When you eat breakfast, you are "breaking the fast" from when you went to bed the night before.
The most important meal of the day, breakfast gives your body and brain a wake-up call. Research has proven that children who eat breakfast perform better in school. Cereal is one of the staples for this important meal.
What should you look for when selecting a cereal?
The famous stars, athletes and characters on the box are fun, but you need to look beyond them. Here's how:
First, look at the Nutrition Facts label on the side or back of the package.
This is where you'll find protein, fat and sugar content as well as fiber and vitamins.
Look at the section which contains the words "Total Carbohydrate." Under this heading is a line stating "sugars," which tells you how much sugar is in one serving of your cereal.

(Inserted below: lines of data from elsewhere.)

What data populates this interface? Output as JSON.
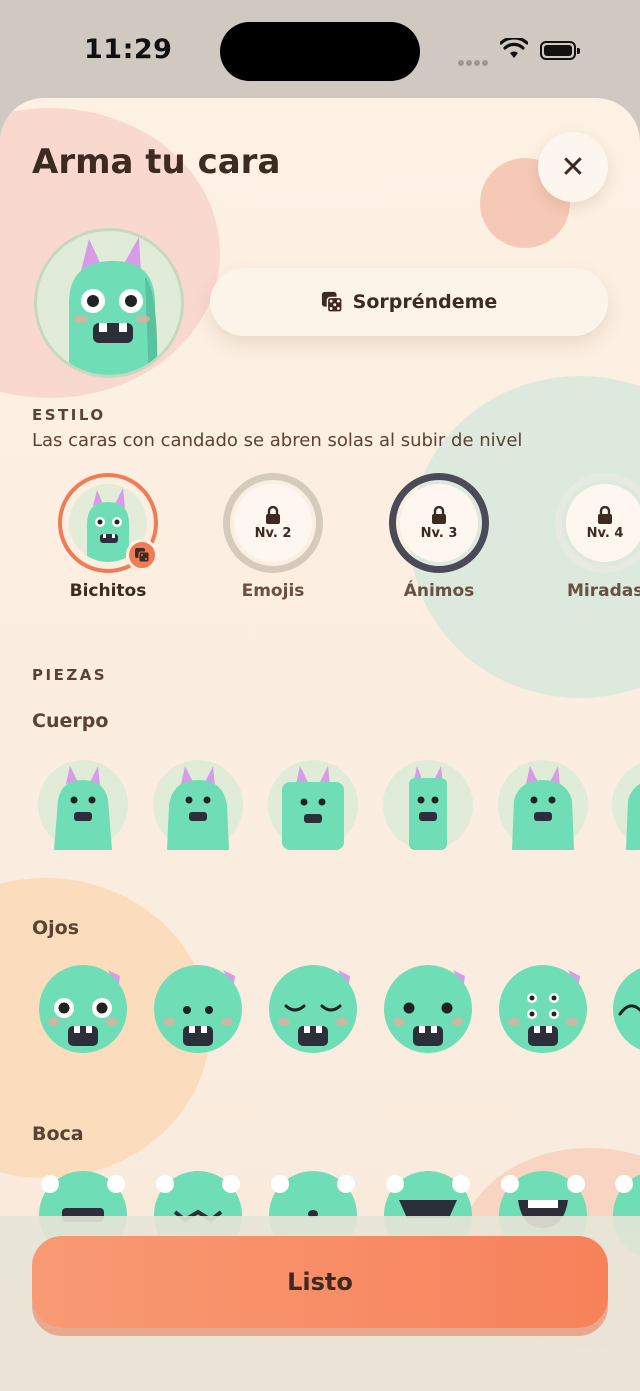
{
  "status_bar": {
    "time": "11:29"
  },
  "header": {
    "title": "Arma tu cara",
    "close_label": "✕"
  },
  "surprise_button": {
    "label": "Sorpréndeme"
  },
  "estilo": {
    "section_label": "ESTILO",
    "hint": "Las caras con candado se abren solas al subir de nivel",
    "styles": [
      {
        "name": "Bichitos",
        "selected": true,
        "locked": false
      },
      {
        "name": "Emojis",
        "level": "Nv. 2",
        "locked": true
      },
      {
        "name": "Ánimos",
        "level": "Nv. 3",
        "locked": true
      },
      {
        "name": "Miradas",
        "level": "Nv. 4",
        "locked": true
      }
    ]
  },
  "piezas": {
    "section_label": "PIEZAS",
    "groups": [
      {
        "label": "Cuerpo"
      },
      {
        "label": "Ojos"
      },
      {
        "label": "Boca"
      }
    ]
  },
  "footer": {
    "done_label": "Listo"
  },
  "colors": {
    "accent": "#F7825A",
    "monster": "#6FDDB5",
    "horn": "#D79BEA",
    "text": "#3D2A20"
  }
}
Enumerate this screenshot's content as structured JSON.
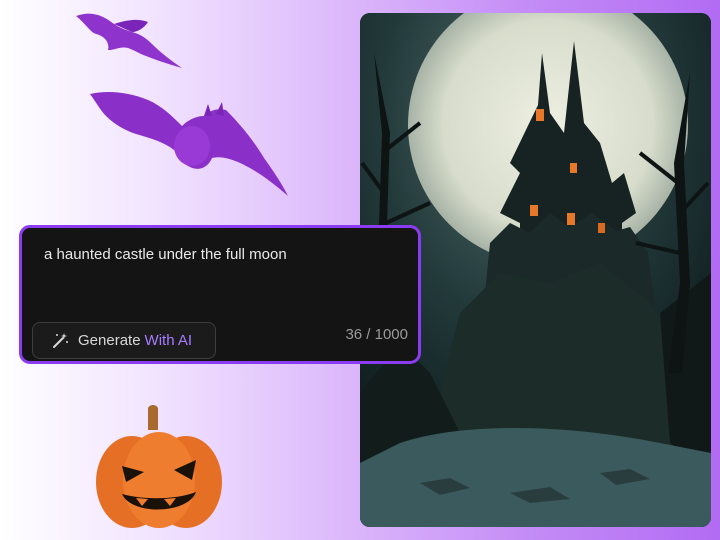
{
  "prompt": {
    "text": "a haunted castle under the full moon",
    "char_count": "36 / 1000"
  },
  "generate_button": {
    "label": "Generate",
    "accent": "With AI",
    "icon": "magic-wand-icon"
  },
  "decorations": {
    "bats": [
      "bat-icon",
      "bat-icon"
    ],
    "pumpkin": "jack-o-lantern-icon"
  },
  "image_preview": {
    "subject": "haunted castle illustration"
  },
  "colors": {
    "accent": "#8b3cf0",
    "accent_text": "#a77bff",
    "card_bg": "#141414",
    "bat": "#8a2fc8",
    "pumpkin": "#e8722a"
  }
}
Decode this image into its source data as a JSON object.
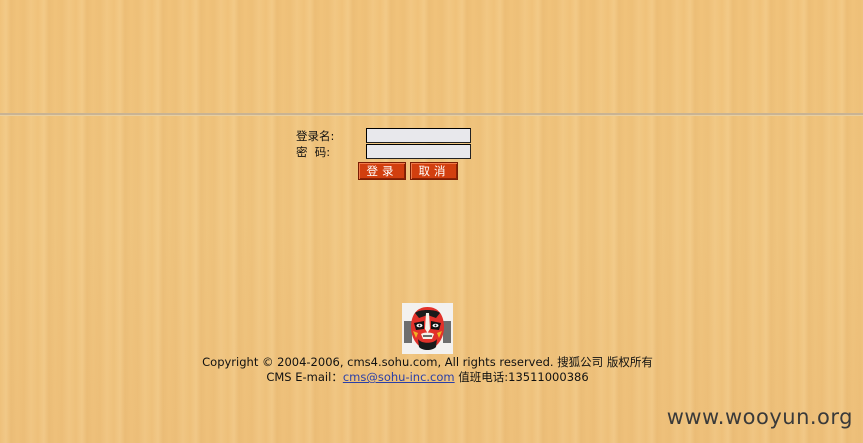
{
  "login": {
    "username_label": "登录名:",
    "password_label": "密  码:",
    "username_value": "",
    "password_value": "",
    "login_button": "登录",
    "cancel_button": "取消"
  },
  "footer": {
    "copyright": "Copyright © 2004-2006, cms4.sohu.com, All rights reserved. 搜狐公司 版权所有",
    "email_prefix": "CMS E-mail：",
    "email": "cms@sohu-inc.com",
    "phone": " 值班电话:13511000386"
  },
  "logo": {
    "icon": "opera-mask-icon"
  },
  "watermark": "www.wooyun.org",
  "colors": {
    "button_bg": "#d23f0f",
    "link": "#2a3fa8",
    "background": "#efc37c"
  }
}
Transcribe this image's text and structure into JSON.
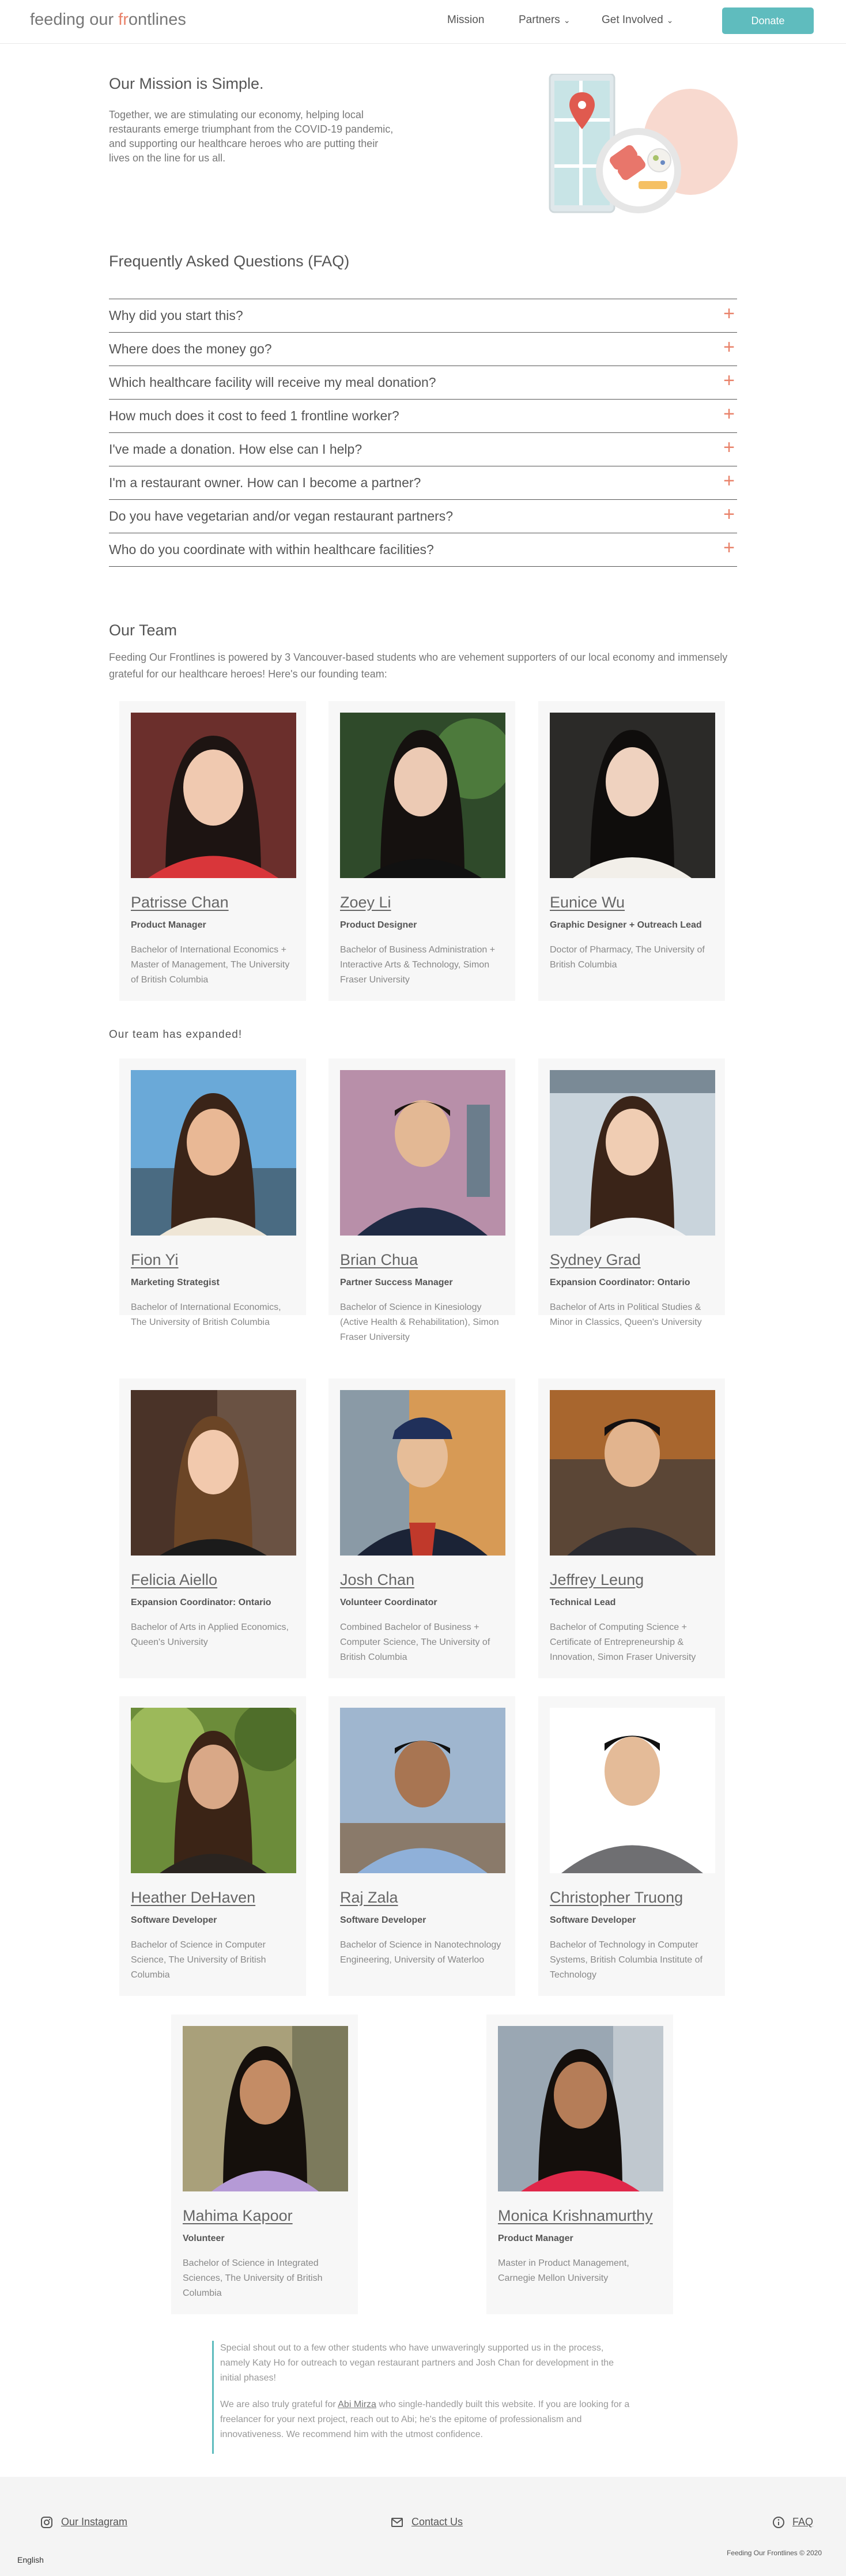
{
  "header": {
    "logo_pre": "feeding our ",
    "logo_accent": "fr",
    "logo_post": "ontlines",
    "nav_mission": "Mission",
    "nav_partners": "Partners",
    "nav_get_involved": "Get Involved",
    "donate": "Donate"
  },
  "mission": {
    "title": "Our Mission is Simple.",
    "body": "Together, we are stimulating our economy, helping local restaurants emerge triumphant from the COVID-19 pandemic, and supporting our healthcare heroes who are putting their lives on the line for us all."
  },
  "faq": {
    "title": "Frequently Asked Questions (FAQ)",
    "items": [
      "Why did you start this?",
      "Where does the money go?",
      "Which healthcare facility will receive my meal donation?",
      "How much does it cost to feed 1 frontline worker?",
      "I've made a donation. How else can I help?",
      "I'm a restaurant owner. How can I become a partner?",
      "Do you have vegetarian and/or vegan restaurant partners?",
      "Who do you coordinate with within healthcare facilities?"
    ]
  },
  "team": {
    "title": "Our Team",
    "intro": "Feeding Our Frontlines is powered by 3 Vancouver-based students who are vehement supporters of our local economy and immensely grateful for our healthcare heroes! Here's our founding team:",
    "expanded_heading": "Our team has expanded!",
    "members": [
      {
        "name": "Patrisse Chan",
        "role": "Product Manager",
        "education": "Bachelor of International Economics + Master of Management, The University of British Columbia"
      },
      {
        "name": "Zoey Li",
        "role": "Product Designer",
        "education": "Bachelor of Business Administration + Interactive Arts & Technology, Simon Fraser University"
      },
      {
        "name": "Eunice Wu",
        "role": "Graphic Designer + Outreach Lead",
        "education": "Doctor of Pharmacy, The University of British Columbia"
      },
      {
        "name": "Fion Yi",
        "role": "Marketing Strategist",
        "education": "Bachelor of International Economics, The University of British Columbia"
      },
      {
        "name": "Brian Chua",
        "role": "Partner Success Manager",
        "education": "Bachelor of Science in Kinesiology (Active Health & Rehabilitation), Simon Fraser University"
      },
      {
        "name": "Sydney Grad",
        "role": "Expansion Coordinator: Ontario",
        "education": "Bachelor of Arts in Political Studies & Minor in Classics, Queen's University"
      },
      {
        "name": "Felicia Aiello",
        "role": "Expansion Coordinator: Ontario",
        "education": "Bachelor of Arts in Applied Economics, Queen's University"
      },
      {
        "name": "Josh Chan",
        "role": "Volunteer Coordinator",
        "education": "Combined Bachelor of Business + Computer Science, The University of British Columbia"
      },
      {
        "name": "Jeffrey Leung",
        "role": "Technical Lead",
        "education": "Bachelor of Computing Science + Certificate of Entrepreneurship & Innovation, Simon Fraser University"
      },
      {
        "name": "Heather DeHaven",
        "role": "Software Developer",
        "education": "Bachelor of Science in Computer Science, The University of British Columbia"
      },
      {
        "name": "Raj Zala",
        "role": "Software Developer",
        "education": "Bachelor of Science in Nanotechnology Engineering, University of Waterloo"
      },
      {
        "name": "Christopher Truong",
        "role": "Software Developer",
        "education": "Bachelor of Technology in Computer Systems, British Columbia Institute of Technology"
      },
      {
        "name": "Mahima Kapoor",
        "role": "Volunteer",
        "education": "Bachelor of Science in Integrated Sciences, The University of British Columbia"
      },
      {
        "name": "Monica Krishnamurthy",
        "role": "Product Manager",
        "education": "Master in Product Management, Carnegie Mellon University"
      }
    ]
  },
  "shout": {
    "p1": "Special shout out to a few other students who have unwaveringly supported us in the process, namely Katy Ho for outreach to vegan restaurant partners and Josh Chan for development in the initial phases!",
    "p2_pre": "We are also truly grateful for ",
    "p2_link": "Abi Mirza",
    "p2_post": " who single-handedly built this website. If you are looking for a freelancer for your next project, reach out to Abi; he's the epitome of professionalism and innovativeness. We recommend him with the utmost confidence."
  },
  "footer": {
    "instagram": "Our Instagram",
    "contact": "Contact Us",
    "faq": "FAQ",
    "copyright": "Feeding Our Frontlines © 2020",
    "language": "English"
  },
  "colors": {
    "accent": "#e9836b",
    "teal": "#5fbcbe"
  }
}
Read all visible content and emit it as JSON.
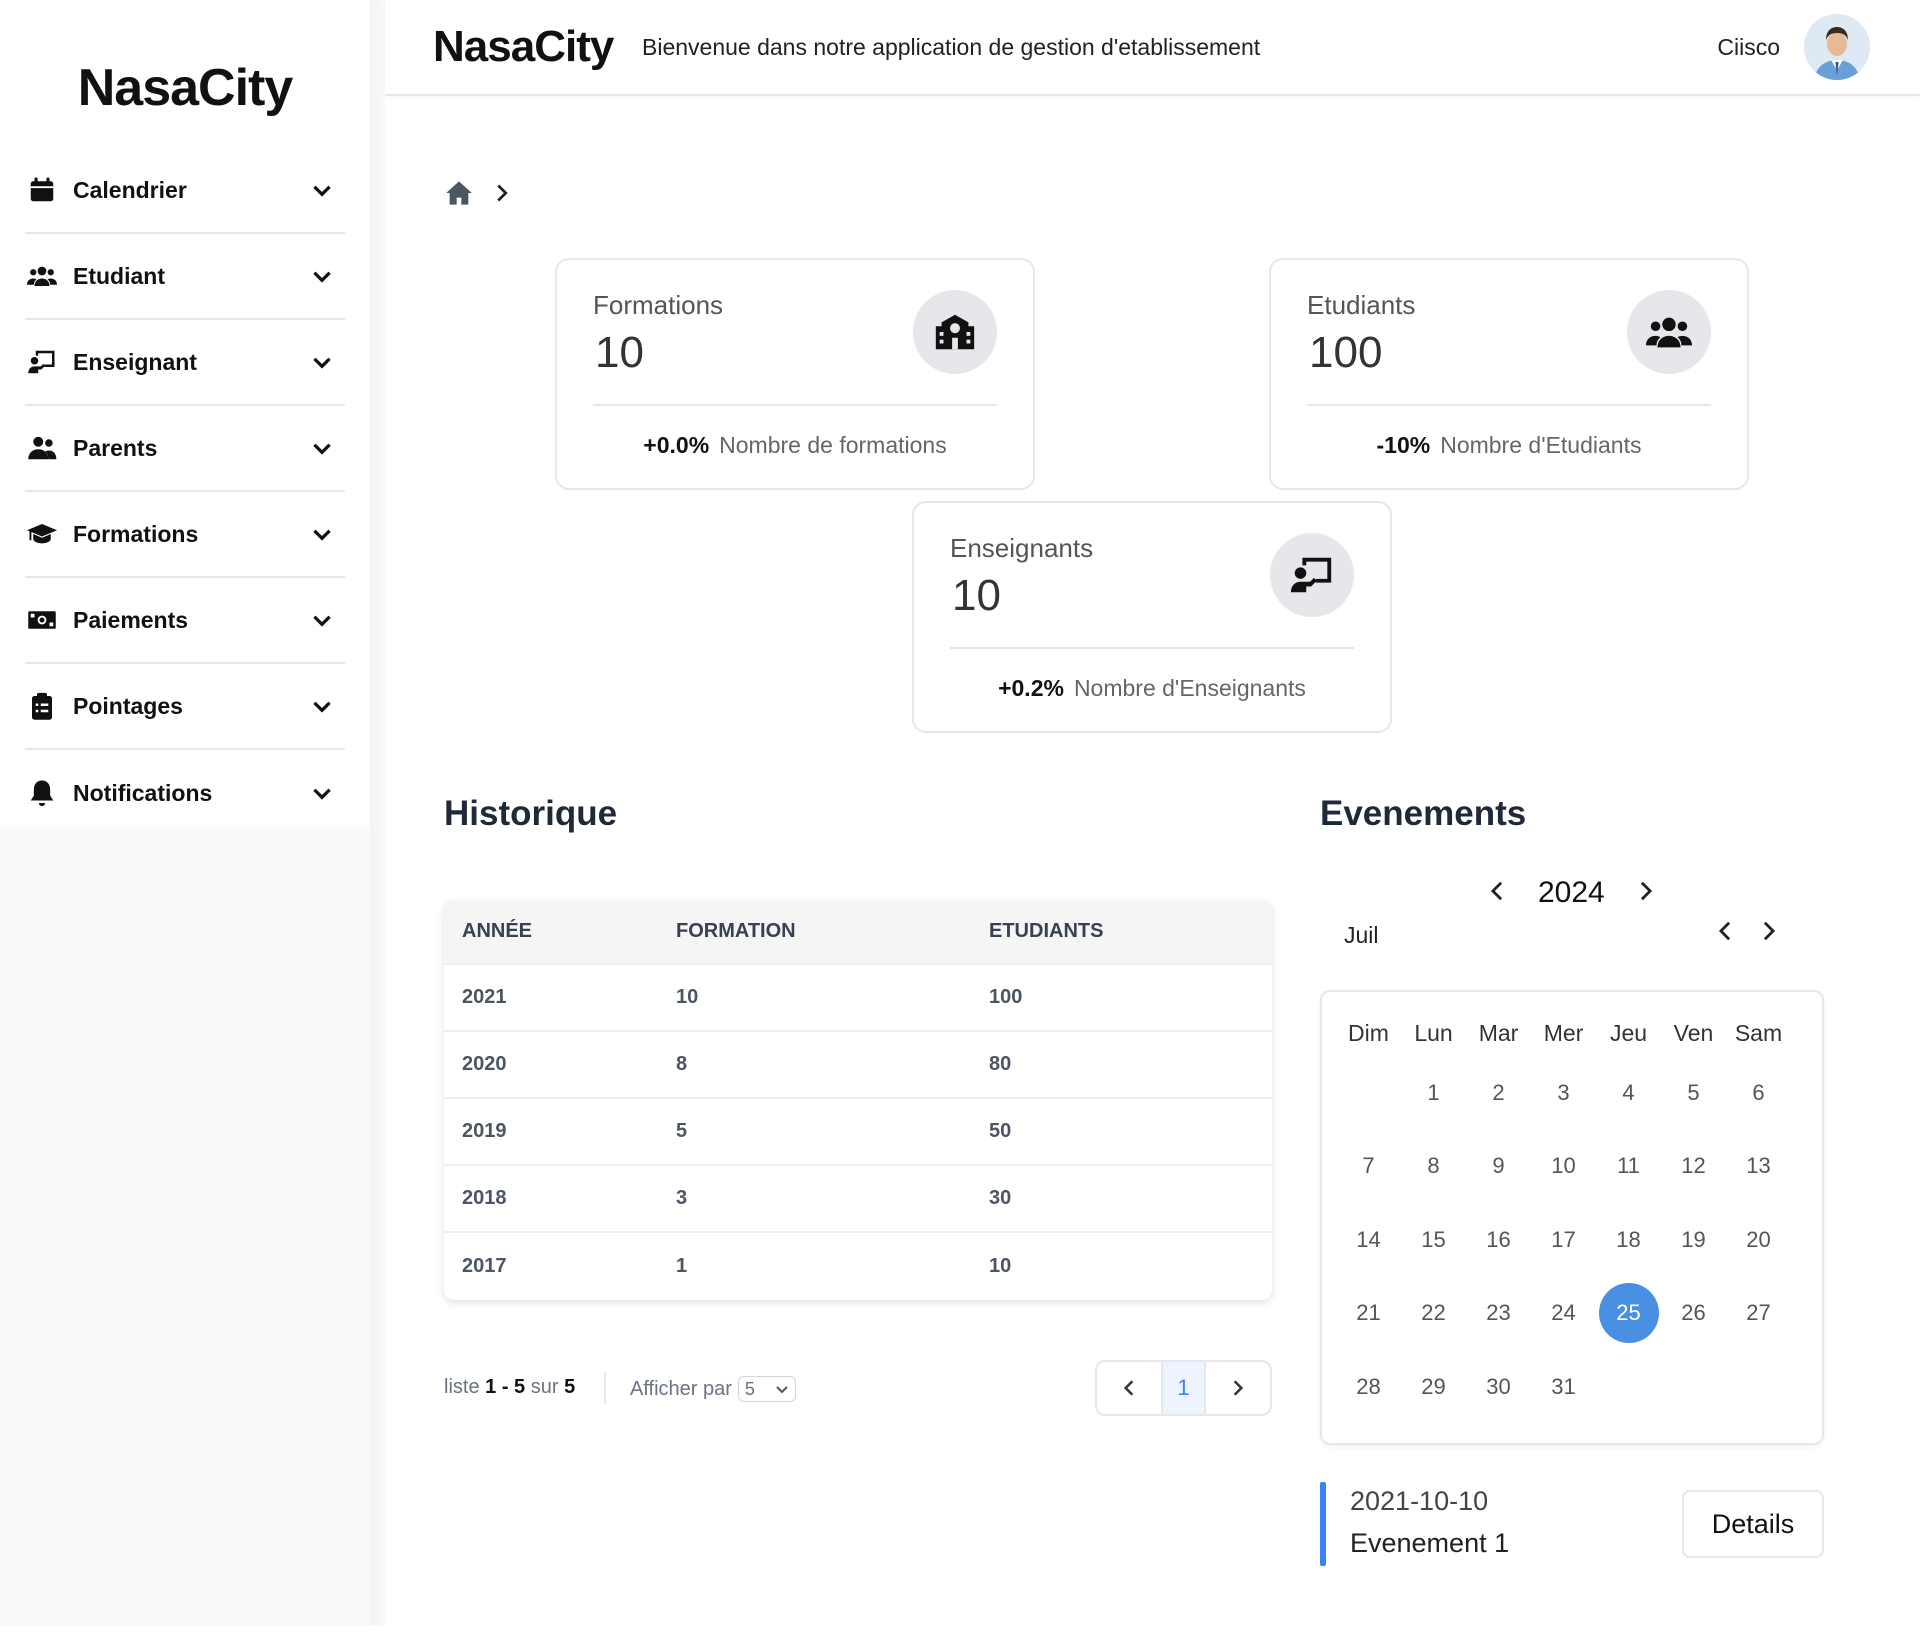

Below is an example from the cereal Apple Jacks.
Cereal (without milk)
One serving - 1 oz. (1 cup)
Calories per serving - 110
Dietary Fiber - 11 g
Sugars - 14 g
Total Carbohydrates - 25 g
As you can see in the above example, one serving of Apple Jacks has 14 grams of sugar.
What does this mean? How many teaspoons of sugar are in 14 grams?
It is important to know 4 grams of sugar equals 1 measuring teaspoon.
To figure out the number of teaspoons of sugar in one serving of Apple Jacks, divide 14 grams by 4.
The answer is 3 1/2 teaspoons of sugar per serving.
Rule of thumb
Many nutritionists and dentists now recommend that you choose cereals that contain 6 grams of sugar per serving.
Six grams equals 1-1/2 teaspoons of sugar.
Second, look at the fiber content. You should try to select cereals that have at least 3 grams per serving.
Remember, though, the more the better in this case. Adding fruit, berries or nuts to your cereal is also a good way to add fiber.
Look for the words whole wheat and whole grain within the top 3 to 4 ingredients on the list.
The ingredient list is written in descending order of predominance by weight, with the ingredient that weighs the most listed first.
So, finding whole wheat or whole grain in the top 4 of this listing indicates higher fiber content.
Third, look for cereals that are fortified with vitamins and minerals.
If you have a picky eater, this is a great idea to ensure he or she is getting the nutrients they need.
Fourth, serve your cereal with 1 percent or skim milk if your child is older than 2 years of age. Children younger than 2 need the essential fatty acids in whole milk for brain development.
Hectic school mornings can make eating breakfast a hassle, but dry cereal with added milk is an easy way to get your body and brain going for a good day at school.
Browning, a registered dietitian, is director of the Susquehanna Health Community Health Improvement.